### DATA ###
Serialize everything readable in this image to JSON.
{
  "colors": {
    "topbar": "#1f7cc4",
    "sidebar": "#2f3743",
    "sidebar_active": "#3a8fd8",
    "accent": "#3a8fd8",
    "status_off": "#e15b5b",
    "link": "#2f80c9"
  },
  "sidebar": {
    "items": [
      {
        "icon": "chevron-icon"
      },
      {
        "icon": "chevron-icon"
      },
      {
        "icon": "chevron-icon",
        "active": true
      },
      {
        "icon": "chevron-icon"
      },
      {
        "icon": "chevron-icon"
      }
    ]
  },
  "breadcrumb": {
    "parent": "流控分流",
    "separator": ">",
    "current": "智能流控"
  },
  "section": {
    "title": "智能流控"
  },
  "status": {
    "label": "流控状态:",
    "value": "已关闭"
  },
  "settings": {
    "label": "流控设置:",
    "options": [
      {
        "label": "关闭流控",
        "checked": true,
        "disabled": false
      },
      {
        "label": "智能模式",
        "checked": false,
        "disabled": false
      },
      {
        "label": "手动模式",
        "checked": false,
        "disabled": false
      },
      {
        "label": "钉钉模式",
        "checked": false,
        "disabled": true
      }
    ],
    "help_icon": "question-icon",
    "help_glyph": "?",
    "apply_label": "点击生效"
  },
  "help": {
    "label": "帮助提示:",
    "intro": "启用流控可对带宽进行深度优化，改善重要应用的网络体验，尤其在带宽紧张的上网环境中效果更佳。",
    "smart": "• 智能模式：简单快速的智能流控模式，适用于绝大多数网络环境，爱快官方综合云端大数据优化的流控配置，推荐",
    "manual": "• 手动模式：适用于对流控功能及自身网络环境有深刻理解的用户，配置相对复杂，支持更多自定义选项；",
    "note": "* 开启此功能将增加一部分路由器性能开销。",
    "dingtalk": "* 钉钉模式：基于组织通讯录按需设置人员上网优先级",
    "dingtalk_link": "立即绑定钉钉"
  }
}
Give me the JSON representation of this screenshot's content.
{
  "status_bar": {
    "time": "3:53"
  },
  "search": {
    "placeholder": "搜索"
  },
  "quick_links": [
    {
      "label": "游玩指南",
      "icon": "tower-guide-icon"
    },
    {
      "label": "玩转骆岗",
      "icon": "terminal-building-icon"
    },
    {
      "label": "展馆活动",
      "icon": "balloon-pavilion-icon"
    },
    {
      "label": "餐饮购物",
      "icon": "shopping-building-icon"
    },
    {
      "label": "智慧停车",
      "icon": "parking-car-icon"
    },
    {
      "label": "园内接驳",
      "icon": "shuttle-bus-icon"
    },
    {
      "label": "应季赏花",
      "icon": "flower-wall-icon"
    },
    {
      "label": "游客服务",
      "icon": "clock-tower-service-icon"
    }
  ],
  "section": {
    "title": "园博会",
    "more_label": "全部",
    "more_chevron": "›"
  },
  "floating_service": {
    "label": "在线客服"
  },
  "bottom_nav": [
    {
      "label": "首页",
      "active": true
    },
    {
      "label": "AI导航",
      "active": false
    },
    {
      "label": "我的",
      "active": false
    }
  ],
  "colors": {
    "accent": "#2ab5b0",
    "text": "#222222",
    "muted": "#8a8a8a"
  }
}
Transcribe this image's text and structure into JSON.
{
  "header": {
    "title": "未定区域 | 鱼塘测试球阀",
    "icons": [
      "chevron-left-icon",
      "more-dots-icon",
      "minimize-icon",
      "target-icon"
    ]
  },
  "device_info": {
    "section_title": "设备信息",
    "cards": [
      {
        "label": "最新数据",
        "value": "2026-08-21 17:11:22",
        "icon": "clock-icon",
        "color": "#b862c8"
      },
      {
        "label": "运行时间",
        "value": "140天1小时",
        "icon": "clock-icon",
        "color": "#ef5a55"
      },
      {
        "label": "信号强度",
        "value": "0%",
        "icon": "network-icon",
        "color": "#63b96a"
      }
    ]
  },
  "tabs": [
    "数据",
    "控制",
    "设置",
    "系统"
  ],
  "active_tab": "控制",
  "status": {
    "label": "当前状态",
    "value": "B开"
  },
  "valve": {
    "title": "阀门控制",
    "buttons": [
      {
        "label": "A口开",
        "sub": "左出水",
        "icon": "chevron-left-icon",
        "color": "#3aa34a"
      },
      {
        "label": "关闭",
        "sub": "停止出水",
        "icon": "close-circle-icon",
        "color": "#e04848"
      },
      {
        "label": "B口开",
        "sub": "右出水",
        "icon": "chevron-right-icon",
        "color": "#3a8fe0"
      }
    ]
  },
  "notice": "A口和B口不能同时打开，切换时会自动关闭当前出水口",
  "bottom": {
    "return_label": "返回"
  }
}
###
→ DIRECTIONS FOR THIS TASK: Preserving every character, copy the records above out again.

→ OUTPUT OF THE EXERCISE:
Serialize everything readable in this image to JSON.
{
  "colors": {
    "topbar": "#1f7cc4",
    "sidebar": "#2f3743",
    "sidebar_active": "#3a8fd8",
    "accent": "#3a8fd8",
    "status_off": "#e15b5b",
    "link": "#2f80c9"
  },
  "sidebar": {
    "items": [
      {
        "icon": "chevron-icon"
      },
      {
        "icon": "chevron-icon"
      },
      {
        "icon": "chevron-icon",
        "active": true
      },
      {
        "icon": "chevron-icon"
      },
      {
        "icon": "chevron-icon"
      }
    ]
  },
  "breadcrumb": {
    "parent": "流控分流",
    "separator": ">",
    "current": "智能流控"
  },
  "section": {
    "title": "智能流控"
  },
  "status": {
    "label": "流控状态:",
    "value": "已关闭"
  },
  "settings": {
    "label": "流控设置:",
    "options": [
      {
        "label": "关闭流控",
        "checked": true,
        "disabled": false
      },
      {
        "label": "智能模式",
        "checked": false,
        "disabled": false
      },
      {
        "label": "手动模式",
        "checked": false,
        "disabled": false
      },
      {
        "label": "钉钉模式",
        "checked": false,
        "disabled": true
      }
    ],
    "help_icon": "question-icon",
    "help_glyph": "?",
    "apply_label": "点击生效"
  },
  "help": {
    "label": "帮助提示:",
    "intro": "启用流控可对带宽进行深度优化，改善重要应用的网络体验，尤其在带宽紧张的上网环境中效果更佳。",
    "smart": "• 智能模式：简单快速的智能流控模式，适用于绝大多数网络环境，爱快官方综合云端大数据优化的流控配置，推荐",
    "manual": "• 手动模式：适用于对流控功能及自身网络环境有深刻理解的用户，配置相对复杂，支持更多自定义选项；",
    "note": "* 开启此功能将增加一部分路由器性能开销。",
    "dingtalk": "* 钉钉模式：基于组织通讯录按需设置人员上网优先级",
    "dingtalk_link": "立即绑定钉钉"
  }
}
Give me the JSON representation of this screenshot's content.
{
  "status_bar": {
    "time": "3:53"
  },
  "search": {
    "placeholder": "搜索"
  },
  "quick_links": [
    {
      "label": "游玩指南",
      "icon": "tower-guide-icon"
    },
    {
      "label": "玩转骆岗",
      "icon": "terminal-building-icon"
    },
    {
      "label": "展馆活动",
      "icon": "balloon-pavilion-icon"
    },
    {
      "label": "餐饮购物",
      "icon": "shopping-building-icon"
    },
    {
      "label": "智慧停车",
      "icon": "parking-car-icon"
    },
    {
      "label": "园内接驳",
      "icon": "shuttle-bus-icon"
    },
    {
      "label": "应季赏花",
      "icon": "flower-wall-icon"
    },
    {
      "label": "游客服务",
      "icon": "clock-tower-service-icon"
    }
  ],
  "section": {
    "title": "园博会",
    "more_label": "全部",
    "more_chevron": "›"
  },
  "floating_service": {
    "label": "在线客服"
  },
  "bottom_nav": [
    {
      "label": "首页",
      "active": true
    },
    {
      "label": "AI导航",
      "active": false
    },
    {
      "label": "我的",
      "active": false
    }
  ],
  "colors": {
    "accent": "#2ab5b0",
    "text": "#222222",
    "muted": "#8a8a8a"
  }
}
Transcribe this image's text and structure into JSON.
{
  "header": {
    "title": "未定区域 | 鱼塘测试球阀",
    "icons": [
      "chevron-left-icon",
      "more-dots-icon",
      "minimize-icon",
      "target-icon"
    ]
  },
  "device_info": {
    "section_title": "设备信息",
    "cards": [
      {
        "label": "最新数据",
        "value": "2026-08-21 17:11:22",
        "icon": "clock-icon",
        "color": "#b862c8"
      },
      {
        "label": "运行时间",
        "value": "140天1小时",
        "icon": "clock-icon",
        "color": "#ef5a55"
      },
      {
        "label": "信号强度",
        "value": "0%",
        "icon": "network-icon",
        "color": "#63b96a"
      }
    ]
  },
  "tabs": [
    "数据",
    "控制",
    "设置",
    "系统"
  ],
  "active_tab": "控制",
  "status": {
    "label": "当前状态",
    "value": "B开"
  },
  "valve": {
    "title": "阀门控制",
    "buttons": [
      {
        "label": "A口开",
        "sub": "左出水",
        "icon": "chevron-left-icon",
        "color": "#3aa34a"
      },
      {
        "label": "关闭",
        "sub": "停止出水",
        "icon": "close-circle-icon",
        "color": "#e04848"
      },
      {
        "label": "B口开",
        "sub": "右出水",
        "icon": "chevron-right-icon",
        "color": "#3a8fe0"
      }
    ]
  },
  "notice": "A口和B口不能同时打开，切换时会自动关闭当前出水口",
  "bottom": {
    "return_label": "返回"
  }
}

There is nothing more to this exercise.